When a line of the material has the word "summary" in it, copy that line.

_Supplied material_.
========
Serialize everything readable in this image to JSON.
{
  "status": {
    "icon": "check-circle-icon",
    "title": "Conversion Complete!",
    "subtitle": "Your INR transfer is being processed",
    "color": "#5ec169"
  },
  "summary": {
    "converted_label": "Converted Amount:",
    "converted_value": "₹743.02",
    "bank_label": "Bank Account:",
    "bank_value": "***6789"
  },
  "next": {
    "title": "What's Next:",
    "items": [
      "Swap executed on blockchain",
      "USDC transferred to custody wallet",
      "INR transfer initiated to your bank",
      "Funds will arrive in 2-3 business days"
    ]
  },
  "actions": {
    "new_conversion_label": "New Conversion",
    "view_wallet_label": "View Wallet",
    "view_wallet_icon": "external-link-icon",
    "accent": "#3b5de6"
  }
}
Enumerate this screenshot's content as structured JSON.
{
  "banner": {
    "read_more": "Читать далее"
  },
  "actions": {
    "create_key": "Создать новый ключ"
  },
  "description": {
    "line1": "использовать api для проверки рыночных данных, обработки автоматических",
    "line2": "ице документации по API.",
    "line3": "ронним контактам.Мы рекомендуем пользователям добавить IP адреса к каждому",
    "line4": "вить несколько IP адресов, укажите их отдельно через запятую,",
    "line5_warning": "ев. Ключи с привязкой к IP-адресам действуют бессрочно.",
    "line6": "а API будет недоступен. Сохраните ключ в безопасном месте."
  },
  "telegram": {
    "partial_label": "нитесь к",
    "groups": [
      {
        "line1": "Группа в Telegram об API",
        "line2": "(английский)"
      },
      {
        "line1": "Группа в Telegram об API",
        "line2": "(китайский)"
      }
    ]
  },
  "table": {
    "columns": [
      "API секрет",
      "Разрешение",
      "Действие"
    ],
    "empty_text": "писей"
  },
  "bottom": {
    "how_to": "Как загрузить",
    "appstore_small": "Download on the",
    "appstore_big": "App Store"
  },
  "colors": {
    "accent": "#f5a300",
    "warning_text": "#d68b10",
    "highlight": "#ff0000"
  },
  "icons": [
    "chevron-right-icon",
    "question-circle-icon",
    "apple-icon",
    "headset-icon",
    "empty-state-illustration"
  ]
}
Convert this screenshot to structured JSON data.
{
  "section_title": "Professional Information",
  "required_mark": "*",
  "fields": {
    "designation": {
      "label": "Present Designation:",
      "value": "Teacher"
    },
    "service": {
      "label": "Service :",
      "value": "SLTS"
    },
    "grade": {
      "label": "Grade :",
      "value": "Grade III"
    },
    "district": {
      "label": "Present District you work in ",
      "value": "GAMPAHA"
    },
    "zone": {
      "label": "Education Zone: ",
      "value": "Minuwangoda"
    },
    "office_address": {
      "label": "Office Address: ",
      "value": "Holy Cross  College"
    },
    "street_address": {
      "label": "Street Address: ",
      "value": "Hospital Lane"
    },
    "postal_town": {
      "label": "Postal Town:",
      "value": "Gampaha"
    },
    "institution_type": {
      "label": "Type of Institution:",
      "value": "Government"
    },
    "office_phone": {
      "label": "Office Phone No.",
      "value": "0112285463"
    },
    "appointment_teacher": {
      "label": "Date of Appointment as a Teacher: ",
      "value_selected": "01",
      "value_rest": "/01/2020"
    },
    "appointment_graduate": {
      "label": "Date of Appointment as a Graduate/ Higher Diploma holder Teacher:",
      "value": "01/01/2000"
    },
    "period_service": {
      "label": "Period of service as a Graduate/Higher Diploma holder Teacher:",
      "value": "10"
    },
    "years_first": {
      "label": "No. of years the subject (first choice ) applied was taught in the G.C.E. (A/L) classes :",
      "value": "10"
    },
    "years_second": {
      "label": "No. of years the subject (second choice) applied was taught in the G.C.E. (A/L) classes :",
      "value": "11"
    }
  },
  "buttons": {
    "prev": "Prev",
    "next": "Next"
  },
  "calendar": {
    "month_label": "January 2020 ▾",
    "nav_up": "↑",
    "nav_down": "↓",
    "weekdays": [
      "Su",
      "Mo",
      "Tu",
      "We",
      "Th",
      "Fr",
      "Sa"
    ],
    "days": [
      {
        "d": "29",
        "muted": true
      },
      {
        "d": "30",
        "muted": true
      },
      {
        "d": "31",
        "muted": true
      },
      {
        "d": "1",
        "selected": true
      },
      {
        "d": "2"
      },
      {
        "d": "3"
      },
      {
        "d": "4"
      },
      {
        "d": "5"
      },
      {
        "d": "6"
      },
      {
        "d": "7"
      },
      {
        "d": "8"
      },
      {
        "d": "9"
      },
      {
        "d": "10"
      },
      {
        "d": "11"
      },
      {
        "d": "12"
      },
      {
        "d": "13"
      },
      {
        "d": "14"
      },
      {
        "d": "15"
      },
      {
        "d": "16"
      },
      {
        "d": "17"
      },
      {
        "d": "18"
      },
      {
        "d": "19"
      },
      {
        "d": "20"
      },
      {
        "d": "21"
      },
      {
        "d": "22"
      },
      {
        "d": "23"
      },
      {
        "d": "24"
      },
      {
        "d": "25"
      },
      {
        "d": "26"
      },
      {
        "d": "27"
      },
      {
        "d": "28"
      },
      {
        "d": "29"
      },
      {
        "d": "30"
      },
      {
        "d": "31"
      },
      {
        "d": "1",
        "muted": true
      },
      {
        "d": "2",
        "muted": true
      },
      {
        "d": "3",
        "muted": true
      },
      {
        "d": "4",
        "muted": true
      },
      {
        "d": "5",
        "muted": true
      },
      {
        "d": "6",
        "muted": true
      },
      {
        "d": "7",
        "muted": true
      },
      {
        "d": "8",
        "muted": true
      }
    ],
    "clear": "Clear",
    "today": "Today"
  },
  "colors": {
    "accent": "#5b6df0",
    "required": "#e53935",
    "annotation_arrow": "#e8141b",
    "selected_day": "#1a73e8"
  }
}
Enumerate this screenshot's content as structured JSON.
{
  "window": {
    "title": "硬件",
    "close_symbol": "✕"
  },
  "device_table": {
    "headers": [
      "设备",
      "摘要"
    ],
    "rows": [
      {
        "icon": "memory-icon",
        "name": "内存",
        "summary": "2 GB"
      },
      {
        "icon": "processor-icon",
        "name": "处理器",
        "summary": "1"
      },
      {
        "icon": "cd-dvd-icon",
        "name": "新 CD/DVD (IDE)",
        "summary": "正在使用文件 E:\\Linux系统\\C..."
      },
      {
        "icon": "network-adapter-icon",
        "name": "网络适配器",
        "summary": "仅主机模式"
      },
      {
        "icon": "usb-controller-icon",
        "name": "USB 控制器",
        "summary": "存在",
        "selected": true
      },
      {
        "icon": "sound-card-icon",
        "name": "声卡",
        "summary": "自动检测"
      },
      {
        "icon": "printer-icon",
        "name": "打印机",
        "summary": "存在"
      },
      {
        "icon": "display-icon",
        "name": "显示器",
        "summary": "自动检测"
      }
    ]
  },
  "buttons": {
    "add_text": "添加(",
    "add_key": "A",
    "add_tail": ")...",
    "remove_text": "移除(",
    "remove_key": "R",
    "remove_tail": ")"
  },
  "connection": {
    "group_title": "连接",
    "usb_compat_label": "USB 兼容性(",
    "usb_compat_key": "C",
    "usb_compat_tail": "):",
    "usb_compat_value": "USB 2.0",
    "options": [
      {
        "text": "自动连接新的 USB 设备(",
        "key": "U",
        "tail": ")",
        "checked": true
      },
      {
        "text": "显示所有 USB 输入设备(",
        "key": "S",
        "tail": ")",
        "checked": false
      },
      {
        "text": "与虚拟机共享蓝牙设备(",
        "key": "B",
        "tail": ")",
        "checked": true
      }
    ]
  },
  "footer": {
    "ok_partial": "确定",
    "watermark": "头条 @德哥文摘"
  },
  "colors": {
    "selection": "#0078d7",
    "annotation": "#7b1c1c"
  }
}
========
_Your response_.
  "summary": {
        "summary": "2 GB"
        "summary": "1"
        "summary": "正在使用文件 E:\\Linux系统\\C..."
        "summary": "仅主机模式"
        "summary": "存在",
        "summary": "自动检测"
        "summary": "存在"
        "summary": "自动检测"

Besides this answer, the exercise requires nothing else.